### Your assignment
Copy out every record below with complete accuracy.

** Records follows **

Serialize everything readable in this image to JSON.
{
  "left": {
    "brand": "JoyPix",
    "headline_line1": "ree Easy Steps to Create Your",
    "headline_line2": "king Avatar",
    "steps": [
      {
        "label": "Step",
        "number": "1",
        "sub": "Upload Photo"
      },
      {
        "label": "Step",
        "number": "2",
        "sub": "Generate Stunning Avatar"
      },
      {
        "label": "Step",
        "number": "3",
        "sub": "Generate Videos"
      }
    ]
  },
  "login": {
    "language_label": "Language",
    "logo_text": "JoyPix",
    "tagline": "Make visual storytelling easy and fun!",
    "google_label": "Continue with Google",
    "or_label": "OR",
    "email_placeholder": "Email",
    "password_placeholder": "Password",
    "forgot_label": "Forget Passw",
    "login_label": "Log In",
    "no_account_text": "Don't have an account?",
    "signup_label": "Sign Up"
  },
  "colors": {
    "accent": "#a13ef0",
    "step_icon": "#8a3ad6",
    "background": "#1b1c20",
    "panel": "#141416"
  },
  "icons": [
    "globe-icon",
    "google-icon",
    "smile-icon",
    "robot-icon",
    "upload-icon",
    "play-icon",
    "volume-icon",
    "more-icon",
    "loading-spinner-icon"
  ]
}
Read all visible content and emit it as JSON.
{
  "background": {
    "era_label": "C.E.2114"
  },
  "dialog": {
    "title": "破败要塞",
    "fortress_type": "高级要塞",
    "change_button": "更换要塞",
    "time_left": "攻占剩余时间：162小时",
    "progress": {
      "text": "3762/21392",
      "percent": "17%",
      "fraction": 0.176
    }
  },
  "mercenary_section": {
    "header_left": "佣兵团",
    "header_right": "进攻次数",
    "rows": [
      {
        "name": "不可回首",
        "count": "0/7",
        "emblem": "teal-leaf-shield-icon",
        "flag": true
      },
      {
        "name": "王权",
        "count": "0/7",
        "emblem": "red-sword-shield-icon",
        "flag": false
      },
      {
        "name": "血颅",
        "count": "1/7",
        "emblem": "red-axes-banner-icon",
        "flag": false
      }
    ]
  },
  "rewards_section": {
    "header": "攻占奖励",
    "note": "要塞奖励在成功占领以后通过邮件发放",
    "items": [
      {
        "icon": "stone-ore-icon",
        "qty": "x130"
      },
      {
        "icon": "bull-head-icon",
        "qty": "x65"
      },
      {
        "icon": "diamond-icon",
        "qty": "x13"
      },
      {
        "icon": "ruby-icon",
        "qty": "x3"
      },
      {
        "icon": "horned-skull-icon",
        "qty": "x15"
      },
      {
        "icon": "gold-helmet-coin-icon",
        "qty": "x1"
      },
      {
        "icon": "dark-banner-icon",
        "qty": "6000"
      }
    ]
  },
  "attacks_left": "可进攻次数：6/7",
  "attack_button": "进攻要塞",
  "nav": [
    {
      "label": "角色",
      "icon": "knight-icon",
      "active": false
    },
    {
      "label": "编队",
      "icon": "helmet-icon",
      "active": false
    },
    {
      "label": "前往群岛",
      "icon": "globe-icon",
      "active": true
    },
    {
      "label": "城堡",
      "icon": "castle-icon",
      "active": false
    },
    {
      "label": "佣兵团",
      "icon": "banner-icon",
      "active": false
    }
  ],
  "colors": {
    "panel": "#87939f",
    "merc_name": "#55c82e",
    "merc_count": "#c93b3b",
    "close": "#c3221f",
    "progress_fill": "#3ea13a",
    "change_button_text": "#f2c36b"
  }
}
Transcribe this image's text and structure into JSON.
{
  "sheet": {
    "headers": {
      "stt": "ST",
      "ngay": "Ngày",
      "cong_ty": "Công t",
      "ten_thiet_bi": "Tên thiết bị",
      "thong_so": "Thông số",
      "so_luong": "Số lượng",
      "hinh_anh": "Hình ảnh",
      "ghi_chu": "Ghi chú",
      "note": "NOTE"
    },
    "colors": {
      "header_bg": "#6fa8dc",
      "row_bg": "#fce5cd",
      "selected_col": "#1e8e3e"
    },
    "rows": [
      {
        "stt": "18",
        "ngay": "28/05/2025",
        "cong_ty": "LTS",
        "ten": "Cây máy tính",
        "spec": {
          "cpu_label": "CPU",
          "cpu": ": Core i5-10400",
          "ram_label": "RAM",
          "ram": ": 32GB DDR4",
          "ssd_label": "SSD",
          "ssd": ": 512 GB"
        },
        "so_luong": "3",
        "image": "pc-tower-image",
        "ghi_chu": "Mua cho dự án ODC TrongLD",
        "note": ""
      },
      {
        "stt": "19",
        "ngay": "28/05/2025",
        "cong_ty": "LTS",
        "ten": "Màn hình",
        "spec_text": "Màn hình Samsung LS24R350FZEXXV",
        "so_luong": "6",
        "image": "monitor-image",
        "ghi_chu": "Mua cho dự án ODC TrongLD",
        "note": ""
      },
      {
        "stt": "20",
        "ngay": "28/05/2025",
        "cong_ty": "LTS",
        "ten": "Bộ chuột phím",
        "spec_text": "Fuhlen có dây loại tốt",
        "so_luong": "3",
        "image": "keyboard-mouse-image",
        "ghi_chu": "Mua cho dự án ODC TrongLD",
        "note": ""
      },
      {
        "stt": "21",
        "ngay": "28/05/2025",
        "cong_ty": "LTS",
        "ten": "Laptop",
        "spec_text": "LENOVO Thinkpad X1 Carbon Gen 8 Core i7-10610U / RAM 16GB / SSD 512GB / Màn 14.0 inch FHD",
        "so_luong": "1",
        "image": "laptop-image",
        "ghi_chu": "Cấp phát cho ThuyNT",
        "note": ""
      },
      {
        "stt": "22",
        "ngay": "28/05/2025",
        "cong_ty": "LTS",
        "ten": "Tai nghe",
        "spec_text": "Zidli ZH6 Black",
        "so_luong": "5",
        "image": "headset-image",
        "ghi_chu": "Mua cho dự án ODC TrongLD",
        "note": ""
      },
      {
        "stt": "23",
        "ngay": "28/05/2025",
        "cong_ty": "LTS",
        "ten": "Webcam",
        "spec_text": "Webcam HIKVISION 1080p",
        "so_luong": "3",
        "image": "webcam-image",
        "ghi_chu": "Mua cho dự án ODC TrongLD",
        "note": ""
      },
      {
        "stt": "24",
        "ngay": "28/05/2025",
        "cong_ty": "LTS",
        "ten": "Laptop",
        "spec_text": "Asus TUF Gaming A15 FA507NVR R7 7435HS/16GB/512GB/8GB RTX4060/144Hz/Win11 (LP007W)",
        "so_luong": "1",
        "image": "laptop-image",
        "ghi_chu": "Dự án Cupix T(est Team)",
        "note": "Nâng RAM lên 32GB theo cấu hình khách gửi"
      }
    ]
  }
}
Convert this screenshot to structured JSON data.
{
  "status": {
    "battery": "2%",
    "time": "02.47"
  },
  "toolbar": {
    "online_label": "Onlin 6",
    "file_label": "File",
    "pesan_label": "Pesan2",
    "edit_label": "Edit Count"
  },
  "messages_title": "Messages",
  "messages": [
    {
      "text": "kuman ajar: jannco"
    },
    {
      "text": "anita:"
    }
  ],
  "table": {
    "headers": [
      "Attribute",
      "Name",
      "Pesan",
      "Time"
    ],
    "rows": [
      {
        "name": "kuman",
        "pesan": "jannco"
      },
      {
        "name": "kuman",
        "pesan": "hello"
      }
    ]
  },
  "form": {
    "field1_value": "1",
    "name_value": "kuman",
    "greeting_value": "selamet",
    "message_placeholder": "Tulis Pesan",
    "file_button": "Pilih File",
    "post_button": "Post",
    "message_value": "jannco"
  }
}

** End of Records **

### Exercise answer
Serialize everything readable in this image to JSON.
{
  "left": {
    "brand": "JoyPix",
    "headline_line1": "ree Easy Steps to Create Your",
    "headline_line2": "king Avatar",
    "steps": [
      {
        "label": "Step",
        "number": "1",
        "sub": "Upload Photo"
      },
      {
        "label": "Step",
        "number": "2",
        "sub": "Generate Stunning Avatar"
      },
      {
        "label": "Step",
        "number": "3",
        "sub": "Generate Videos"
      }
    ]
  },
  "login": {
    "language_label": "Language",
    "logo_text": "JoyPix",
    "tagline": "Make visual storytelling easy and fun!",
    "google_label": "Continue with Google",
    "or_label": "OR",
    "email_placeholder": "Email",
    "password_placeholder": "Password",
    "forgot_label": "Forget Passw",
    "login_label": "Log In",
    "no_account_text": "Don't have an account?",
    "signup_label": "Sign Up"
  },
  "colors": {
    "accent": "#a13ef0",
    "step_icon": "#8a3ad6",
    "background": "#1b1c20",
    "panel": "#141416"
  },
  "icons": [
    "globe-icon",
    "google-icon",
    "smile-icon",
    "robot-icon",
    "upload-icon",
    "play-icon",
    "volume-icon",
    "more-icon",
    "loading-spinner-icon"
  ]
}
Read all visible content and emit it as JSON.
{
  "background": {
    "era_label": "C.E.2114"
  },
  "dialog": {
    "title": "破败要塞",
    "fortress_type": "高级要塞",
    "change_button": "更换要塞",
    "time_left": "攻占剩余时间：162小时",
    "progress": {
      "text": "3762/21392",
      "percent": "17%",
      "fraction": 0.176
    }
  },
  "mercenary_section": {
    "header_left": "佣兵团",
    "header_right": "进攻次数",
    "rows": [
      {
        "name": "不可回首",
        "count": "0/7",
        "emblem": "teal-leaf-shield-icon",
        "flag": true
      },
      {
        "name": "王权",
        "count": "0/7",
        "emblem": "red-sword-shield-icon",
        "flag": false
      },
      {
        "name": "血颅",
        "count": "1/7",
        "emblem": "red-axes-banner-icon",
        "flag": false
      }
    ]
  },
  "rewards_section": {
    "header": "攻占奖励",
    "note": "要塞奖励在成功占领以后通过邮件发放",
    "items": [
      {
        "icon": "stone-ore-icon",
        "qty": "x130"
      },
      {
        "icon": "bull-head-icon",
        "qty": "x65"
      },
      {
        "icon": "diamond-icon",
        "qty": "x13"
      },
      {
        "icon": "ruby-icon",
        "qty": "x3"
      },
      {
        "icon": "horned-skull-icon",
        "qty": "x15"
      },
      {
        "icon": "gold-helmet-coin-icon",
        "qty": "x1"
      },
      {
        "icon": "dark-banner-icon",
        "qty": "6000"
      }
    ]
  },
  "attacks_left": "可进攻次数：6/7",
  "attack_button": "进攻要塞",
  "nav": [
    {
      "label": "角色",
      "icon": "knight-icon",
      "active": false
    },
    {
      "label": "编队",
      "icon": "helmet-icon",
      "active": false
    },
    {
      "label": "前往群岛",
      "icon": "globe-icon",
      "active": true
    },
    {
      "label": "城堡",
      "icon": "castle-icon",
      "active": false
    },
    {
      "label": "佣兵团",
      "icon": "banner-icon",
      "active": false
    }
  ],
  "colors": {
    "panel": "#87939f",
    "merc_name": "#55c82e",
    "merc_count": "#c93b3b",
    "close": "#c3221f",
    "progress_fill": "#3ea13a",
    "change_button_text": "#f2c36b"
  }
}
Transcribe this image's text and structure into JSON.
{
  "sheet": {
    "headers": {
      "stt": "ST",
      "ngay": "Ngày",
      "cong_ty": "Công t",
      "ten_thiet_bi": "Tên thiết bị",
      "thong_so": "Thông số",
      "so_luong": "Số lượng",
      "hinh_anh": "Hình ảnh",
      "ghi_chu": "Ghi chú",
      "note": "NOTE"
    },
    "colors": {
      "header_bg": "#6fa8dc",
      "row_bg": "#fce5cd",
      "selected_col": "#1e8e3e"
    },
    "rows": [
      {
        "stt": "18",
        "ngay": "28/05/2025",
        "cong_ty": "LTS",
        "ten": "Cây máy tính",
        "spec": {
          "cpu_label": "CPU",
          "cpu": ": Core i5-10400",
          "ram_label": "RAM",
          "ram": ": 32GB DDR4",
          "ssd_label": "SSD",
          "ssd": ": 512 GB"
        },
        "so_luong": "3",
        "image": "pc-tower-image",
        "ghi_chu": "Mua cho dự án ODC TrongLD",
        "note": ""
      },
      {
        "stt": "19",
        "ngay": "28/05/2025",
        "cong_ty": "LTS",
        "ten": "Màn hình",
        "spec_text": "Màn hình Samsung LS24R350FZEXXV",
        "so_luong": "6",
        "image": "monitor-image",
        "ghi_chu": "Mua cho dự án ODC TrongLD",
        "note": ""
      },
      {
        "stt": "20",
        "ngay": "28/05/2025",
        "cong_ty": "LTS",
        "ten": "Bộ chuột phím",
        "spec_text": "Fuhlen có dây loại tốt",
        "so_luong": "3",
        "image": "keyboard-mouse-image",
        "ghi_chu": "Mua cho dự án ODC TrongLD",
        "note": ""
      },
      {
        "stt": "21",
        "ngay": "28/05/2025",
        "cong_ty": "LTS",
        "ten": "Laptop",
        "spec_text": "LENOVO Thinkpad X1 Carbon Gen 8 Core i7-10610U / RAM 16GB / SSD 512GB / Màn 14.0 inch FHD",
        "so_luong": "1",
        "image": "laptop-image",
        "ghi_chu": "Cấp phát cho ThuyNT",
        "note": ""
      },
      {
        "stt": "22",
        "ngay": "28/05/2025",
        "cong_ty": "LTS",
        "ten": "Tai nghe",
        "spec_text": "Zidli ZH6 Black",
        "so_luong": "5",
        "image": "headset-image",
        "ghi_chu": "Mua cho dự án ODC TrongLD",
        "note": ""
      },
      {
        "stt": "23",
        "ngay": "28/05/2025",
        "cong_ty": "LTS",
        "ten": "Webcam",
        "spec_text": "Webcam HIKVISION 1080p",
        "so_luong": "3",
        "image": "webcam-image",
        "ghi_chu": "Mua cho dự án ODC TrongLD",
        "note": ""
      },
      {
        "stt": "24",
        "ngay": "28/05/2025",
        "cong_ty": "LTS",
        "ten": "Laptop",
        "spec_text": "Asus TUF Gaming A15 FA507NVR R7 7435HS/16GB/512GB/8GB RTX4060/144Hz/Win11 (LP007W)",
        "so_luong": "1",
        "image": "laptop-image",
        "ghi_chu": "Dự án Cupix T(est Team)",
        "note": "Nâng RAM lên 32GB theo cấu hình khách gửi"
      }
    ]
  }
}
Convert this screenshot to structured JSON data.
{
  "status": {
    "battery": "2%",
    "time": "02.47"
  },
  "toolbar": {
    "online_label": "Onlin 6",
    "file_label": "File",
    "pesan_label": "Pesan2",
    "edit_label": "Edit Count"
  },
  "messages_title": "Messages",
  "messages": [
    {
      "text": "kuman ajar: jannco"
    },
    {
      "text": "anita:"
    }
  ],
  "table": {
    "headers": [
      "Attribute",
      "Name",
      "Pesan",
      "Time"
    ],
    "rows": [
      {
        "name": "kuman",
        "pesan": "jannco"
      },
      {
        "name": "kuman",
        "pesan": "hello"
      }
    ]
  },
  "form": {
    "field1_value": "1",
    "name_value": "kuman",
    "greeting_value": "selamet",
    "message_placeholder": "Tulis Pesan",
    "file_button": "Pilih File",
    "post_button": "Post",
    "message_value": "jannco"
  }
}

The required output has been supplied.